One plant gardeners from cooler regions miss is the hollyhock opening white, pink, red and maroon blossoms for spring. It has not been a hard plant to grow locally, but difficult to grow long enough to flower. Most selections are true biennials that need two years of growth then the blooms form. But some hollyhocks flower locally within six months.
Here is the secret to hollyhock success. Find a seed source for quick flowering types. Generally these are not found with mail order companies or on seed racks. These are normally local seeds from neighbors and friends with the selection that grows and flowers in Florida. As you drive about or visit with friends at garden centers, locate a seed source so you can grow hollyhocks too.
Florida varieties appear to grow and flower year-round but the best production begins during the fall. Around October, plant your seeds in small pots or cell packs. Grow the seedlings for a month or two and then add them to the garden. They are hardy plants and can withstand most cold weather. Around March they shoot up flowering stalks and bloom.
Hollyhocks need minimal care. Keep the soil moist and begin feedings as seedlings. Use a liquid fertilizer at half strength at first. When the seedlings are several inches tall, you can use the full strength once a week.

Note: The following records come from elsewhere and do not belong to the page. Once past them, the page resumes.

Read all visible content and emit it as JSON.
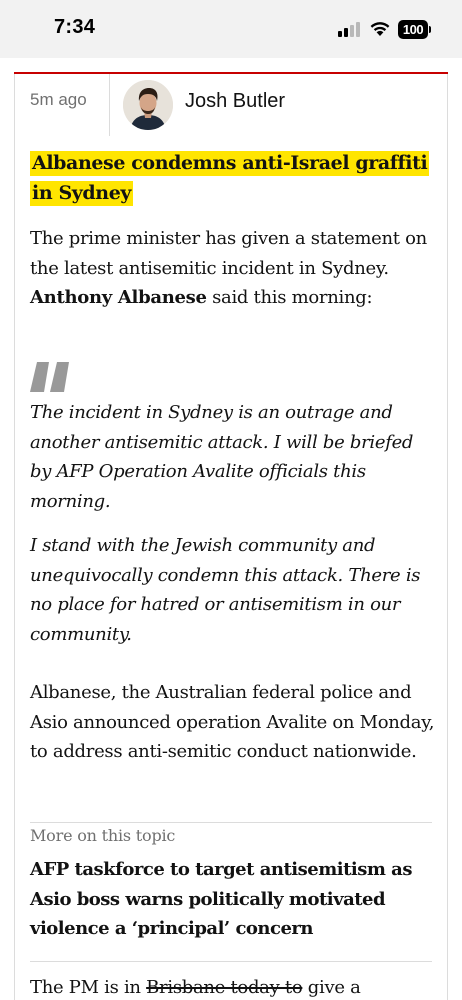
{
  "status_bar": {
    "time": "7:34",
    "battery_level": "100",
    "icons": [
      "signal-icon",
      "wifi-icon",
      "battery-icon"
    ]
  },
  "post": {
    "time_ago": "5m ago",
    "author": "Josh Butler",
    "headline": "Albanese condemns anti-Israel graffiti in Sydney",
    "highlight_color": "#ffe500",
    "accent_color": "#c70000",
    "intro_before": "The prime minister has given a statement on the latest antisemitic incident in Sydney. ",
    "intro_name": "Anthony Albanese",
    "intro_after": " said this morning:",
    "quote_paragraphs": [
      "The incident in Sydney is an outrage and another antisemitic attack. I will be briefed by AFP Operation Avalite officials this morning.",
      "I stand with the Jewish community and unequivocally condemn this attack. There is no place for hatred or antisemitism in our community."
    ],
    "body": "Albanese, the Australian federal police and Asio announced operation Avalite on Monday, to address anti-semitic conduct nationwide.",
    "more_on_topic": {
      "label": "More on this topic",
      "link_text": "AFP taskforce to target antisemitism as Asio boss warns politically motivated violence a ‘principal’ concern"
    },
    "closing_before": "The PM is in ",
    "closing_struck": "Brisbane today to",
    "closing_after": " give a"
  }
}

Any sunny garden site is ideal. Feel free to improve the soil with organic matter and add your plants. Keep the soil moist and apply a slow release fertilizer which should feed the plants for the season. Then enjoy the plants as they bloom.
One major pest may affect the leaves of your plantings. Hollyhock rust, a disease, causes orange spots to form in the leaves and the leaves yellow and decline. It can quickly affect the plantings. A rust control fungicide available from your local garden center is likely to be needed when the disease is first noted. Follow label instructions.

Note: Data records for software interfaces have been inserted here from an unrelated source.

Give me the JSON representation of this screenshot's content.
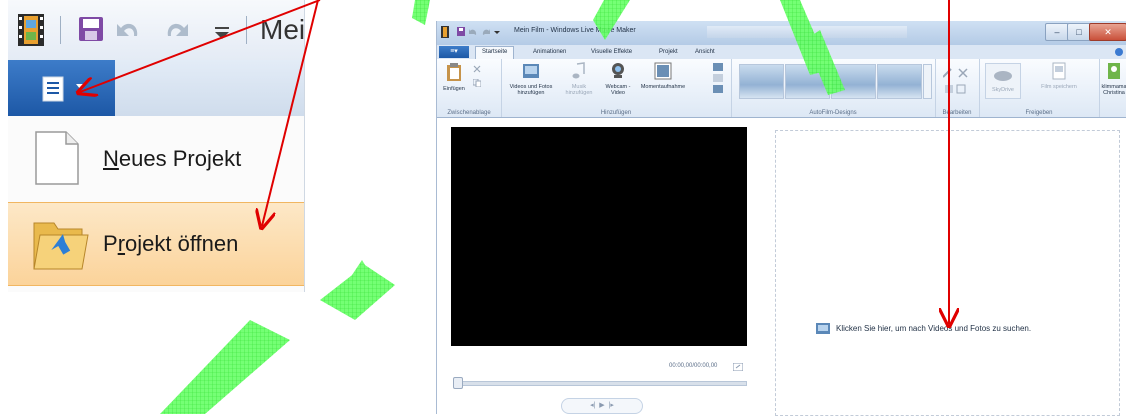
{
  "zoom": {
    "title_fragment": "Mei",
    "menu_items": [
      {
        "label": "Neues Projekt",
        "hotkey": "N",
        "rest": "eues Projekt"
      },
      {
        "label": "Projekt öffnen",
        "pre": "P",
        "hotkey": "r",
        "rest": "ojekt öffnen"
      }
    ]
  },
  "window": {
    "title": "Mein Film - Windows Live Movie Maker",
    "file_tab": "▾",
    "tabs": [
      "Startseite",
      "Animationen",
      "Visuelle Effekte",
      "Projekt",
      "Ansicht"
    ],
    "ribbon": {
      "paste": "Einfügen",
      "clipboard_group": "Zwischenablage",
      "add_videos": "Videos und Fotos hinzufügen",
      "music": "Musik hinzufügen",
      "webcam": "Webcam -Video",
      "snapshot": "Momentaufnahme",
      "add_group": "Hinzufügen",
      "autofilm_group": "AutoFilm-Designs",
      "edit_group": "Bearbeiten",
      "skydrive": "SkyDrive",
      "save_movie": "Film speichern",
      "share_group": "Freigeben",
      "user": "klimmama Christina"
    },
    "timecode": "00:00,00/00:00,00",
    "storyboard_hint": "Klicken Sie hier, um nach Videos und Fotos zu suchen."
  },
  "colors": {
    "accent": "#1d58a6",
    "arrow": "#e00000",
    "highlight": "#fbd39a",
    "watermark": "#33ff33"
  }
}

Now here is something important. Save seeds from your plantings. These are needed to start more hollyhocks next year and to share with friends. When the capsules formed after flowering turn brown, the seeds are ready to harvest. Store them in a sealed jar or plastic bag in the refrigerator until the next planting time.

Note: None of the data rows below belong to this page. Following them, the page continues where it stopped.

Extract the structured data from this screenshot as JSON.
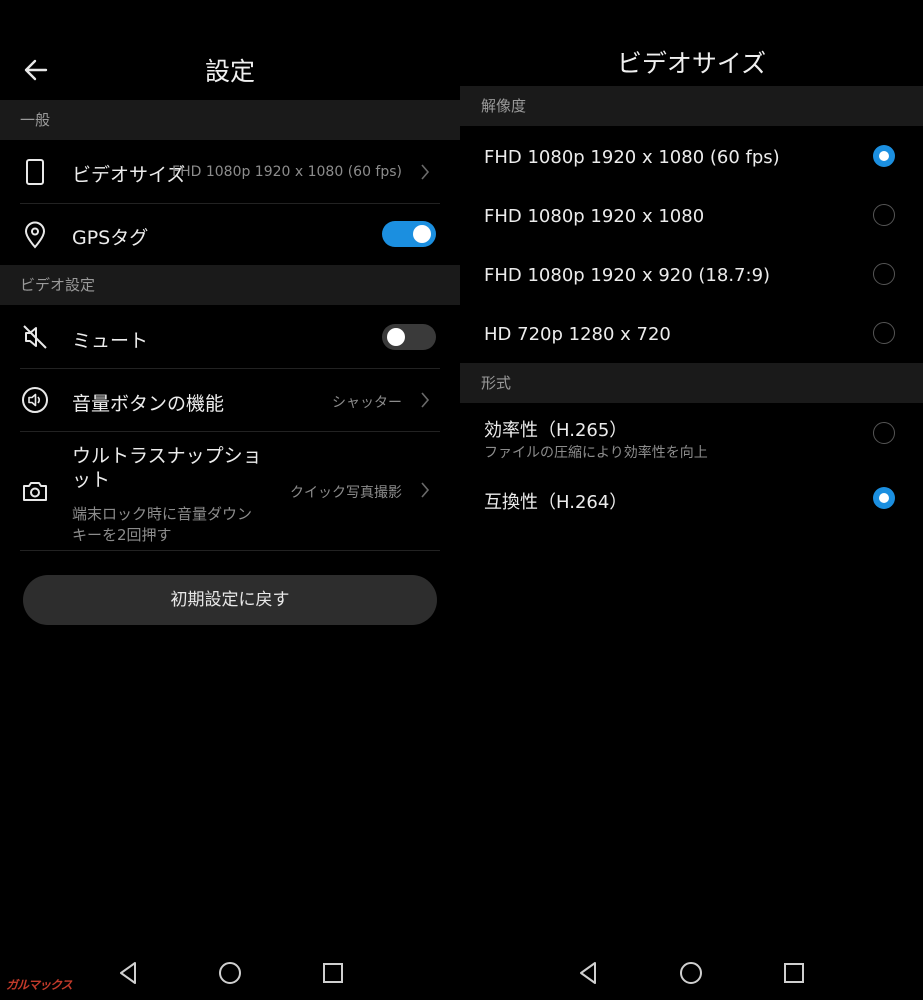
{
  "left": {
    "title": "設定",
    "sections": {
      "general": "一般",
      "video": "ビデオ設定"
    },
    "video_size": {
      "label": "ビデオサイズ",
      "value": "FHD 1080p 1920 x 1080 (60 fps)"
    },
    "gps": {
      "label": "GPSタグ",
      "state": "on"
    },
    "mute": {
      "label": "ミュート",
      "state": "off"
    },
    "volume_button": {
      "label": "音量ボタンの機能",
      "value": "シャッター"
    },
    "ultra_snapshot": {
      "label_line1": "ウルトラスナップショ",
      "label_line2": "ット",
      "value": "クイック写真撮影",
      "sub_line1": "端末ロック時に音量ダウン",
      "sub_line2": "キーを2回押す"
    },
    "reset_button": "初期設定に戻す"
  },
  "right": {
    "title": "ビデオサイズ",
    "sections": {
      "resolution": "解像度",
      "format": "形式"
    },
    "resolutions": [
      {
        "label": "FHD 1080p 1920 x 1080 (60 fps)",
        "selected": true
      },
      {
        "label": "FHD 1080p 1920 x 1080",
        "selected": false
      },
      {
        "label": "FHD 1080p 1920 x 920 (18.7:9)",
        "selected": false
      },
      {
        "label": "HD 720p 1280 x 720",
        "selected": false
      }
    ],
    "formats": [
      {
        "label": "効率性（H.265）",
        "sub": "ファイルの圧縮により効率性を向上",
        "selected": false
      },
      {
        "label": "互換性（H.264）",
        "sub": "",
        "selected": true
      }
    ]
  },
  "watermark": "ガルマックス",
  "colors": {
    "accent": "#1b8fe0",
    "background": "#000000",
    "section_bg": "#1a1a1a"
  }
}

Spread the word about hollyhocks and share the seeds with friends.